Leg low-down: What is a splint?

Splints are bony lumps usually seen on the inside of the upper half of the cannon and splint bone in the forelimbs. They most commonly occur in younger horses and can be caused by trauma or by injury to the ligament between the cannon and splint bones (the interosseous ligament). The trauma causes inflammation to occur, and this results in new bone development between the splint and cannon bones to stabilise the site of the injury. This ultimately results in a palpable bony lump. As the lump is growing, and is caused by inflammation, it is often slightly warm and painful to the touch. Lameness may or may not occur. If lameness is present it is made worse by hard work.


Splints are often diagnosed clinically (on examination) by vets, but their presence can be confirmed using X-Rays. If the lameness is pronounced, however, even if the signs of the splint are convincing, X-Rays must be performed to rule out fracture.

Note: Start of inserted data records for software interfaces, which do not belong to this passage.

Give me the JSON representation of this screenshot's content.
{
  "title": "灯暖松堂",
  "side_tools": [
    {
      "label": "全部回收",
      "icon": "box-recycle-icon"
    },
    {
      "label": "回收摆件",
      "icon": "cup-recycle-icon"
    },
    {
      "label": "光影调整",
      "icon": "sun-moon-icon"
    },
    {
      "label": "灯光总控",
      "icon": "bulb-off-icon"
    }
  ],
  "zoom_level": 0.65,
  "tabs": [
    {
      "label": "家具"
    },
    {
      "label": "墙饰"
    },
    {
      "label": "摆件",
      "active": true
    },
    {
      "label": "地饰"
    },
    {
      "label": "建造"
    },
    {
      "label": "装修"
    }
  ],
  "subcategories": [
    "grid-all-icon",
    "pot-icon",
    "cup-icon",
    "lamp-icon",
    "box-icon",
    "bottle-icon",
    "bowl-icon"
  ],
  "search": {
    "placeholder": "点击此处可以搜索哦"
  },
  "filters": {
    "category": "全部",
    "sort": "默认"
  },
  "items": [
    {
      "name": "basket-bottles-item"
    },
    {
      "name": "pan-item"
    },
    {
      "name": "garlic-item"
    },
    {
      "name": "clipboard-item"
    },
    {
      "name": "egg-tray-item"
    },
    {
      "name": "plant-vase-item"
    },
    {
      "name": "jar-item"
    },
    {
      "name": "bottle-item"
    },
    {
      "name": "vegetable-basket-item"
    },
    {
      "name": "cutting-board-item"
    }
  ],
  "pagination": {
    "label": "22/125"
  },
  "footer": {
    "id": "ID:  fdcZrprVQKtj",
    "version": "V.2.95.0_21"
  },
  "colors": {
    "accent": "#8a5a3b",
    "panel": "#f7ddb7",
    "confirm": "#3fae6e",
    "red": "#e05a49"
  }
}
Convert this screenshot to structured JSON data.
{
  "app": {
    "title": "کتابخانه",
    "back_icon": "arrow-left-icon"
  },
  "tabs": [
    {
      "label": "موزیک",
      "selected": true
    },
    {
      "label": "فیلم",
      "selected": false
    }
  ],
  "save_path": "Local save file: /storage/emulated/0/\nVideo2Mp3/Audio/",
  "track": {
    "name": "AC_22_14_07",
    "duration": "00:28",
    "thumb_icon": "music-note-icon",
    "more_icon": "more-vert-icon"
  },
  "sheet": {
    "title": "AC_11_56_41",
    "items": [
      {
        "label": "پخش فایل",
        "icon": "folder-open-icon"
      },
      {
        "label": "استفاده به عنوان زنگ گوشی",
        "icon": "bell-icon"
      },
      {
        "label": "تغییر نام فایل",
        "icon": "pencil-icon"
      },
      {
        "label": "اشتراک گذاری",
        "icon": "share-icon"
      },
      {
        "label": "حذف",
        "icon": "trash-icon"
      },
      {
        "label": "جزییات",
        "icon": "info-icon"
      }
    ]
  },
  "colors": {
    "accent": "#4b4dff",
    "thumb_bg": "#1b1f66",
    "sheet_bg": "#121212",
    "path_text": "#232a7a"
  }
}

The primary treatment for horses with splints is rest, cold therapy, anti-inflammatory drugs, and bandaging of the affected area. The prognosis for return to work is good to excellent, although some bony growth usually remains in that area long-term. Very occasionally the bony lump may be in a position where it affects the suspensory ligament, and in these cases surgery may be required.